After an initial prediction in its June outlook that global gross domestic product (GDP) will plunge by 4.6 percent this year, Fitch Ratings has revised its forecast slightly to 4.4 percent in a new outlook just released.
In the latest Global Economic Outlook (GEO) for September 2020, the rating agency stated that the recent return of economic activities after the record coronavirus-related recession in March and April has been swifter than anticipated, and that it expects the pace of expansion to moderate soon.
Brian Coulton, Fitch Ratings chief economist, while commenting on the frontier markets and major economies, said “China has already regained its pre-virus level of GDP and retail sales in the US, France and the UK now exceed February levels, but we doubt this will become the much-lauded ‘V’-shaped recovery. Unemployment shocks lie ahead in Europe, firms are cutting CAPEX, and social distancing continues to directly constrain private-sector spending.”
US economy expected to contract by 4.6 per cent in 2020
On the major economies in the world, Fitch said it expects the US economy to contract by 4.6 per cent in 2020 compared to its earlier 5.6 per cent forecast in June, while China is estimated to grow by 2.7 per cent compared to 1.2 per cent three months ago. The global rating company said the revisions, however, have been partly offset by cuts to its 2020 GDP forecast for the eurozone to -9 per cent from the initial -8 per cent, the United Kingdom revised to -11.5 per cent from the earlier -9 per cent and the emerging markets excluding China was revised to -5.7 per cent from -4.7 per cent due to the enormous change in its forecast for India to -10.5 per cent from -5 per cent for the fiscal year ending March 2021.
With the world GDP falling by 8.9 per cent year on year and many economies witnessing falls in output of a fifth or more, official data have shown the severity of the economic dislocation in the second quarter of 2020. Meanwhile, the UK, India, France, Italy and Spain stand out having witnessed stringent and lengthy lockdowns during the last quarter (Q2) which saw mobility levels fall very sharply.
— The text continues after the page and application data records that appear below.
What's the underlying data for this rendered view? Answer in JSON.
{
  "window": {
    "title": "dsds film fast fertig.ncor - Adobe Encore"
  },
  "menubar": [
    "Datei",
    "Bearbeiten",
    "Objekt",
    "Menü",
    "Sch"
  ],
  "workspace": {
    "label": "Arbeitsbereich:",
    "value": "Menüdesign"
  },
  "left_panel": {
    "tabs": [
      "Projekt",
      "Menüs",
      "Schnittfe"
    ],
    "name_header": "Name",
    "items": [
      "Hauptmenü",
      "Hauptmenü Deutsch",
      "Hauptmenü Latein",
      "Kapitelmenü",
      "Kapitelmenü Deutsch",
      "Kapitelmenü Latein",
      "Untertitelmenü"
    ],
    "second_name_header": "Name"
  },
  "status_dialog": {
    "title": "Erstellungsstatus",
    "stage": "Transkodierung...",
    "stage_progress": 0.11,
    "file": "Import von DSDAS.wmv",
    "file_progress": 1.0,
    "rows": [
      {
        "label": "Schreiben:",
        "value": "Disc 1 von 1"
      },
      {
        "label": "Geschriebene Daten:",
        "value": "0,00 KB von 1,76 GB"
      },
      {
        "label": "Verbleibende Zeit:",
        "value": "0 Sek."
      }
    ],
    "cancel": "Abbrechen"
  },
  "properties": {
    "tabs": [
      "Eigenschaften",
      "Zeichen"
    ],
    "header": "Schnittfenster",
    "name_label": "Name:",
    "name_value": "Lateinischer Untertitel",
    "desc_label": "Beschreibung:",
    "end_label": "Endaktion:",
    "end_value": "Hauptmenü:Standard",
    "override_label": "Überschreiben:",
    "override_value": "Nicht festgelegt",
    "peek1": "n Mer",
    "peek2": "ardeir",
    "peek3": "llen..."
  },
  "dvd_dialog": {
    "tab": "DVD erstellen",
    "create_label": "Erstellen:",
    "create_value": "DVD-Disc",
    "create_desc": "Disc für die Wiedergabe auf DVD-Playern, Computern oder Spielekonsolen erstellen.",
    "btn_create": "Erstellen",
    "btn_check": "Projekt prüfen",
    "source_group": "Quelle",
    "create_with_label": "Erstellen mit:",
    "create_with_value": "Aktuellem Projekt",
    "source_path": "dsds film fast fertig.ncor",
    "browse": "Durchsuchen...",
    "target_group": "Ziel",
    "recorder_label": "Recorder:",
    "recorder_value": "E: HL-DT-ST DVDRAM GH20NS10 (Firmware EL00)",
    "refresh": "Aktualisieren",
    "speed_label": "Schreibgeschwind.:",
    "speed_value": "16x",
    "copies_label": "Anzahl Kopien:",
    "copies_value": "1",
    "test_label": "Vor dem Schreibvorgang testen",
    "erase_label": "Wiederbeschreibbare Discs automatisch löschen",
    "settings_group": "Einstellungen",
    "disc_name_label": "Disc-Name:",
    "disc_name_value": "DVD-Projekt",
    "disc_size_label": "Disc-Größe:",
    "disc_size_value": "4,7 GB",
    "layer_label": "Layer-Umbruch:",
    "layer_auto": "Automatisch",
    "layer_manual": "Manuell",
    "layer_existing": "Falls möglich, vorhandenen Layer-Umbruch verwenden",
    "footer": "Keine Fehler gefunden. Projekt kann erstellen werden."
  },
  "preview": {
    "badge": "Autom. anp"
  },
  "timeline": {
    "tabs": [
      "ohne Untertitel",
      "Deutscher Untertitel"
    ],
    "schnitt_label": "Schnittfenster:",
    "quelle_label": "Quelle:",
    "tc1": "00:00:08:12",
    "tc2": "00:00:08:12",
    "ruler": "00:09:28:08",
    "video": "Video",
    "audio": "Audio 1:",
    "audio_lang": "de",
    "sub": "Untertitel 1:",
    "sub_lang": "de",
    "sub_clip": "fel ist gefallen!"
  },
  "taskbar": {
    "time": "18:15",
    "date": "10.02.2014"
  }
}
Fiscal policy easing to help offset weakened private demand
Additionally, Fitch further revealed that fiscal policy easing announcements since June will help offset the weakness in private demand as a moderate pace of recovery across economies from late 2020 is imminent. Fitch chief economist hinted that “We still see the recovery path being decidedly ‘swoosh’-shaped. Off the back of a two-month recession, we think it will take 18 months from the low-point in April for the US to get back to 4Q19 GDP and 30 months in the eurozone”
It also noted that as Emerging Markets (EMs) are in countless ways faced with tougher economic challenges from the pandemic given more-limited social safety nets and healthcare capacity as well as less span for insistent macro policy easing, many EMs now face economic contractions on a scale comparable to or larger than those seen in the eurozone despite much higher underlying growth rates.
According to Fitch, the easing in global credit conditions following massive central bank liquidity injections in the first half of the year has provided some relief.
The Fitch global economic forecast observes that a return to highly stringent countrywide lockdown measures to virus containment might be a downside risk as the approach could prompt renewed declines in GDP, although likely on a more limited scale than